“The security forces created a vacuum, nobody was there, and the Taliban threatened them,” says Israr Khan, the president of the Awakened Youth Association, a political awareness group focused on creating peace.
Early analyses of the final results show that the Hazara community may have snagged a share of the lower house that represents as much as double their actual proportion of the population.
In Ghazni, the last remaining constituency to be counted, preliminary results indicated that all 11 seats went to Hazara candidates, even though the province has a slim majority of Pashtuns with significant Hazara and Tajik minorities. Officials estimate it will be another week before they have official results due to the closure of numerous other polling stations, as well as other election-day irregularities, such as one district that only counted three votes.
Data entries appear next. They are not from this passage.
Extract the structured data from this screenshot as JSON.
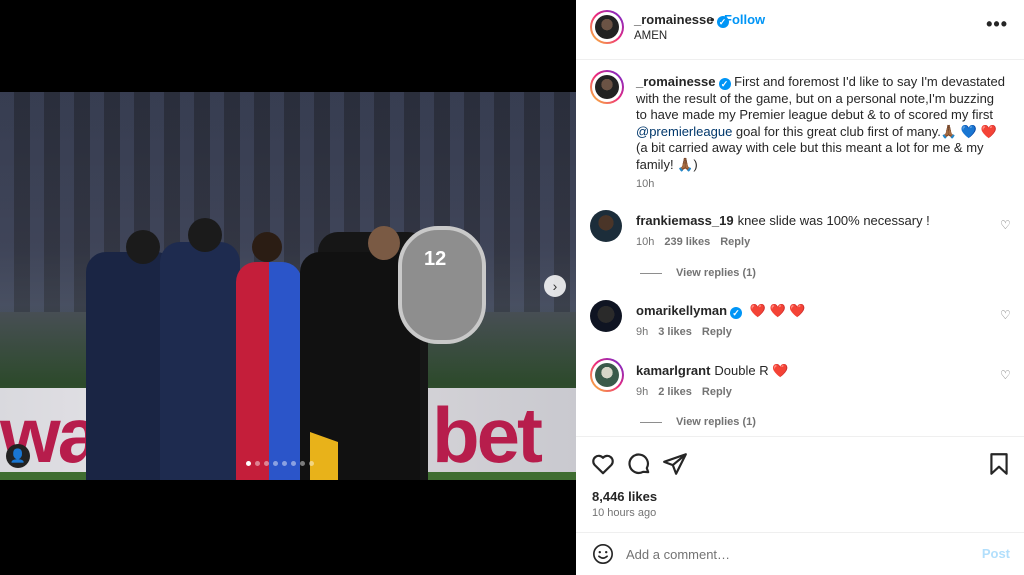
{
  "post": {
    "author": "_romainesse",
    "author_subtitle": "AMEN",
    "follow_label": "Follow",
    "follow_sep": "•",
    "more_label": "•••",
    "media": {
      "board_text_left": "wa",
      "board_text_right": "bet",
      "sign_text": "12",
      "carousel_index": 0,
      "carousel_count": 8,
      "next_glyph": "›",
      "tag_glyph": "👤"
    }
  },
  "caption": {
    "username": "_romainesse",
    "text_before_mention": "First and foremost I'd like to say I'm devastated with the result of the game, but on a personal note,I'm buzzing to have made my Premier league debut & to of scored my first ",
    "mention": "@premierleague",
    "text_after_mention": " goal for this great club first of many.🙏🏾 💙 ❤️ (a bit carried away with cele but this meant a lot for me & my family! 🙏🏾)",
    "time": "10h"
  },
  "comments": [
    {
      "username": "frankiemass_19",
      "verified": false,
      "text": "knee slide was 100% necessary !",
      "time": "10h",
      "likes": "239 likes",
      "reply_label": "Reply",
      "view_replies": "View replies (1)"
    },
    {
      "username": "omarikellyman",
      "verified": true,
      "text": "❤️ ❤️ ❤️",
      "time": "9h",
      "likes": "3 likes",
      "reply_label": "Reply",
      "view_replies": ""
    },
    {
      "username": "kamarlgrant",
      "verified": false,
      "text": "Double R ❤️",
      "time": "9h",
      "likes": "2 likes",
      "reply_label": "Reply",
      "view_replies": "View replies (1)"
    }
  ],
  "actions": {
    "likes": "8,446 likes",
    "ago": "10 hours ago"
  },
  "add_comment": {
    "placeholder": "Add a comment…",
    "post_label": "Post"
  },
  "colors": {
    "accent": "#0095f6",
    "heart": "#ed4956",
    "muted": "#737373",
    "post_disabled": "#b2dffc"
  }
}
Wardak province also saw a surge in Hazara representation. Though the region is predominately home to Pashtuns, three of the five seats went to Hazaras.
All this is a serious concern for many of the country’s Pashtuns, who allege that they are now underrepresented, especially in Wardak and Ghazni.
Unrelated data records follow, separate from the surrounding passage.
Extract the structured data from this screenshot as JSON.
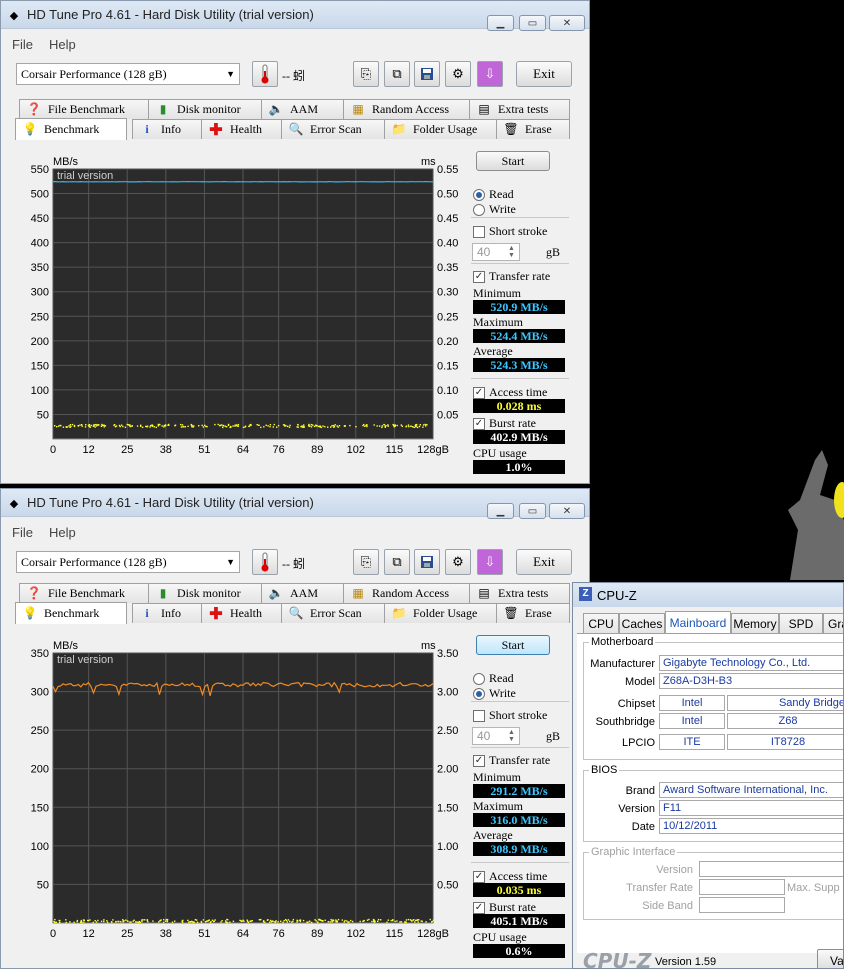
{
  "app": {
    "title": "HD Tune Pro 4.61 - Hard Disk Utility (trial version)",
    "menu": [
      "File",
      "Help"
    ],
    "drive": "Corsair Performance      (128 gB)",
    "temperature": "-- 蚓",
    "exit_label": "Exit",
    "tabs_top": [
      "File Benchmark",
      "Disk monitor",
      "AAM",
      "Random Access",
      "Extra tests"
    ],
    "tabs_bottom": [
      "Benchmark",
      "Info",
      "Health",
      "Error Scan",
      "Folder Usage",
      "Erase"
    ],
    "start_label": "Start",
    "read_label": "Read",
    "write_label": "Write",
    "short_stroke_label": "Short stroke",
    "short_stroke_value": "40",
    "gb_label": "gB",
    "transfer_rate_label": "Transfer rate",
    "minimum_label": "Minimum",
    "maximum_label": "Maximum",
    "average_label": "Average",
    "access_time_label": "Access time",
    "burst_rate_label": "Burst rate",
    "cpu_usage_label": "CPU usage"
  },
  "window1": {
    "mode": "Read",
    "minimum": "520.9 MB/s",
    "maximum": "524.4 MB/s",
    "average": "524.3 MB/s",
    "access_time": "0.028 ms",
    "burst_rate": "402.9 MB/s",
    "cpu_usage": "1.0%"
  },
  "window2": {
    "mode": "Write",
    "minimum": "291.2 MB/s",
    "maximum": "316.0 MB/s",
    "average": "308.9 MB/s",
    "access_time": "0.035 ms",
    "burst_rate": "405.1 MB/s",
    "cpu_usage": "0.6%"
  },
  "chart_data": [
    {
      "type": "line",
      "watermark": "trial version",
      "ylabel": "MB/s",
      "y2label": "ms",
      "xlabel": "gB",
      "ylim": [
        0,
        550
      ],
      "y2lim": [
        0,
        0.55
      ],
      "y_ticks": [
        50,
        100,
        150,
        200,
        250,
        300,
        350,
        400,
        450,
        500,
        550
      ],
      "y2_ticks": [
        "0.05",
        "0.10",
        "0.15",
        "0.20",
        "0.25",
        "0.30",
        "0.35",
        "0.40",
        "0.45",
        "0.50",
        "0.55"
      ],
      "x_ticks": [
        "0",
        "12",
        "25",
        "38",
        "51",
        "64",
        "76",
        "89",
        "102",
        "115",
        "128gB"
      ],
      "xlim": [
        0,
        128
      ],
      "series": [
        {
          "name": "Transfer rate",
          "color": "#3ab3e8",
          "y": 524
        },
        {
          "name": "Access time",
          "color": "#ffff30",
          "y_ms": 0.028
        }
      ]
    },
    {
      "type": "line",
      "watermark": "trial version",
      "ylabel": "MB/s",
      "y2label": "ms",
      "xlabel": "gB",
      "ylim": [
        0,
        350
      ],
      "y2lim": [
        0,
        3.5
      ],
      "y_ticks": [
        50,
        100,
        150,
        200,
        250,
        300,
        350
      ],
      "y2_ticks": [
        "0.50",
        "1.00",
        "1.50",
        "2.00",
        "2.50",
        "3.00",
        "3.50"
      ],
      "x_ticks": [
        "0",
        "12",
        "25",
        "38",
        "51",
        "64",
        "76",
        "89",
        "102",
        "115",
        "128gB"
      ],
      "xlim": [
        0,
        128
      ],
      "series": [
        {
          "name": "Transfer rate",
          "color": "#f08a24",
          "y": 309
        },
        {
          "name": "Access time",
          "color": "#ffff30",
          "y_ms": 0.035
        }
      ]
    }
  ],
  "cpuz": {
    "title": "CPU-Z",
    "tabs": [
      "CPU",
      "Caches",
      "Mainboard",
      "Memory",
      "SPD",
      "Gra"
    ],
    "motherboard_label": "Motherboard",
    "manufacturer_label": "Manufacturer",
    "manufacturer": "Gigabyte Technology Co., Ltd.",
    "model_label": "Model",
    "model": "Z68A-D3H-B3",
    "chipset_label": "Chipset",
    "chipset_vendor": "Intel",
    "chipset_name": "Sandy Bridge",
    "southbridge_label": "Southbridge",
    "southbridge_vendor": "Intel",
    "southbridge_name": "Z68",
    "lpcio_label": "LPCIO",
    "lpcio_vendor": "ITE",
    "lpcio_name": "IT8728",
    "bios_label": "BIOS",
    "brand_label": "Brand",
    "brand": "Award Software International, Inc.",
    "version_label": "Version",
    "version": "F11",
    "date_label": "Date",
    "date": "10/12/2011",
    "graphic_label": "Graphic Interface",
    "gi_version_label": "Version",
    "gi_transfer_label": "Transfer Rate",
    "gi_max_label": "Max. Supp",
    "gi_sideband_label": "Side Band",
    "brand_logo": "CPU-Z",
    "footer_version": "Version 1.59",
    "footer_button": "Va"
  }
}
The Hazaras’ victory, however, is unlikely to spark ethnic strife. Instead, it may cast further doubt on the fairness and representativeness of the elections. Ethnically imbalanced results suggest to some Afghans a process that was either not truly democratic or, at worst, rigged.